* ABOUT THIS TASK: Read through the entries below and copy each line where "title" turns up.
THE DATA Block Start
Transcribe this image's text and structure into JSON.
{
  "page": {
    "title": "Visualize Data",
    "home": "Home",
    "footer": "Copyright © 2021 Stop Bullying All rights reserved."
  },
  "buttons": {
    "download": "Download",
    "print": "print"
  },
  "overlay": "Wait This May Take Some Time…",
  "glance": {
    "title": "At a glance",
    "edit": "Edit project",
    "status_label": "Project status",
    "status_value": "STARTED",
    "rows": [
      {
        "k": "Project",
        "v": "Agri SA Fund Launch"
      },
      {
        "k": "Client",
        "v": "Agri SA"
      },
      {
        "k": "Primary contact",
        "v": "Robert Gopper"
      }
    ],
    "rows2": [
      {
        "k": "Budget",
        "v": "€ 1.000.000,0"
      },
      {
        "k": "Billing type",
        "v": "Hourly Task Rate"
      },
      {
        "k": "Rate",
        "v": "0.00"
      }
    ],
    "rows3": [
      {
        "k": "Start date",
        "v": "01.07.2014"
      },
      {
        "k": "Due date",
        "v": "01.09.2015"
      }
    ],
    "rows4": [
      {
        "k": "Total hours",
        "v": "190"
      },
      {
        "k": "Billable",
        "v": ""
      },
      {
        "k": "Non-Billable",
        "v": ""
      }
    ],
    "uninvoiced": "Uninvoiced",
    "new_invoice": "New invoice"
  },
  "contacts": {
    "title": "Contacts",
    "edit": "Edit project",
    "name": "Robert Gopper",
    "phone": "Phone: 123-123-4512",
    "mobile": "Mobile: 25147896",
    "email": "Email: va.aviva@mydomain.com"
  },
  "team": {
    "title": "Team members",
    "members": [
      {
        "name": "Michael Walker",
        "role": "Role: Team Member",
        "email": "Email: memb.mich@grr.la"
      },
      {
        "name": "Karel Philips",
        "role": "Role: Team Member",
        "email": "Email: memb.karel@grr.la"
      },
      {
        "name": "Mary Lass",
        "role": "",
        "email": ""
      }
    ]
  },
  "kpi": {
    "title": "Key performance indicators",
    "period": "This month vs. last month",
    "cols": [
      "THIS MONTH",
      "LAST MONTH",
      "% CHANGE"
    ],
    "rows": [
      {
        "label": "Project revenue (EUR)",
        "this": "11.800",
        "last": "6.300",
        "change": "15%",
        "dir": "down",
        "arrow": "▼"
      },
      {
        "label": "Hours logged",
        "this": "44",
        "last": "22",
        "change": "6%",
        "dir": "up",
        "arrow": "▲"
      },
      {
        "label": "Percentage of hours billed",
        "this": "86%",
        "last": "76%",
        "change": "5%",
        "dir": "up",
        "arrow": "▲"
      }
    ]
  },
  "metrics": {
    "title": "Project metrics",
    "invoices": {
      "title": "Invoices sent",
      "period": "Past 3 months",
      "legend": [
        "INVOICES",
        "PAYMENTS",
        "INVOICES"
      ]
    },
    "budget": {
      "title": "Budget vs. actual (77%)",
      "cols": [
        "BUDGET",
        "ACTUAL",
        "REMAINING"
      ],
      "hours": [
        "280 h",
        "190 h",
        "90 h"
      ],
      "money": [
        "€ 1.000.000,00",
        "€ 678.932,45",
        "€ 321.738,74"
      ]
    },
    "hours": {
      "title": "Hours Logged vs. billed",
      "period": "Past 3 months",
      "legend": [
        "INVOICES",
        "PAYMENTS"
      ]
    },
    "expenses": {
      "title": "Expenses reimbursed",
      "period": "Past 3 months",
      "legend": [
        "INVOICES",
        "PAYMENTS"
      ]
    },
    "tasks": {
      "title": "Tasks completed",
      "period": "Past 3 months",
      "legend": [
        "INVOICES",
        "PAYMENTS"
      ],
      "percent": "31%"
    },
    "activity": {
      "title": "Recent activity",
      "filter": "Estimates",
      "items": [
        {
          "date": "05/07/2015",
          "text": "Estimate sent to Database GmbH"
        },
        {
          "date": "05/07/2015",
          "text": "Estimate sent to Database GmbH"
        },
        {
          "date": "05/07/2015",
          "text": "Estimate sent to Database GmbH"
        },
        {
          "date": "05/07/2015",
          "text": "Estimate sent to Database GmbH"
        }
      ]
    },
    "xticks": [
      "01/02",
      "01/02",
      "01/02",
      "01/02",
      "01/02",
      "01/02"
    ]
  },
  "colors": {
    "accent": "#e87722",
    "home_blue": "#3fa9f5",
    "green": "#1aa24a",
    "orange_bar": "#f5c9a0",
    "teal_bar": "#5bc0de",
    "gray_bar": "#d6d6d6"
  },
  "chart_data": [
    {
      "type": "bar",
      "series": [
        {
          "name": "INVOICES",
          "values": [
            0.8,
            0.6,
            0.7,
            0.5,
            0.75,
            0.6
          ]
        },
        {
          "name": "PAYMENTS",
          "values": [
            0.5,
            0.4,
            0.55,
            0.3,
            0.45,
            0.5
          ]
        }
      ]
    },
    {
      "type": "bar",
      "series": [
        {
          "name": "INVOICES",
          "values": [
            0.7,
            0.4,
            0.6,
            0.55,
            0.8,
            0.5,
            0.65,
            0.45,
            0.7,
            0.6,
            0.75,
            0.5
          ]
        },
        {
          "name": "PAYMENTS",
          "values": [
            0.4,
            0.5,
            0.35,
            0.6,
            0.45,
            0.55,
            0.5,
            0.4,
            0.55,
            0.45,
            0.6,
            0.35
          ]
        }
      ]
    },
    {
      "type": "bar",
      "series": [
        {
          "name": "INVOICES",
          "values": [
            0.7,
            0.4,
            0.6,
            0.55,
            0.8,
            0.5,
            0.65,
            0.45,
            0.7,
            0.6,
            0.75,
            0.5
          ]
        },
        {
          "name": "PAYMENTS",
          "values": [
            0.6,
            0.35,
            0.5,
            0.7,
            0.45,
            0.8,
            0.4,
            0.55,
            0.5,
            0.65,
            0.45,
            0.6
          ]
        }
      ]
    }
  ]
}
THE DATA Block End
* SOLUTION FOR THIS TASK:
    "title": "Visualize Data",
    "title": "At a glance",
    "title": "Contacts",
    "title": "Team members",
    "title": "Key performance indicators",
    "title": "Project metrics",
      "title": "Invoices sent",
      "title": "Budget vs. actual (77%)",
      "title": "Hours Logged vs. billed",
      "title": "Expenses reimbursed",
      "title": "Tasks completed",
      "title": "Recent activity",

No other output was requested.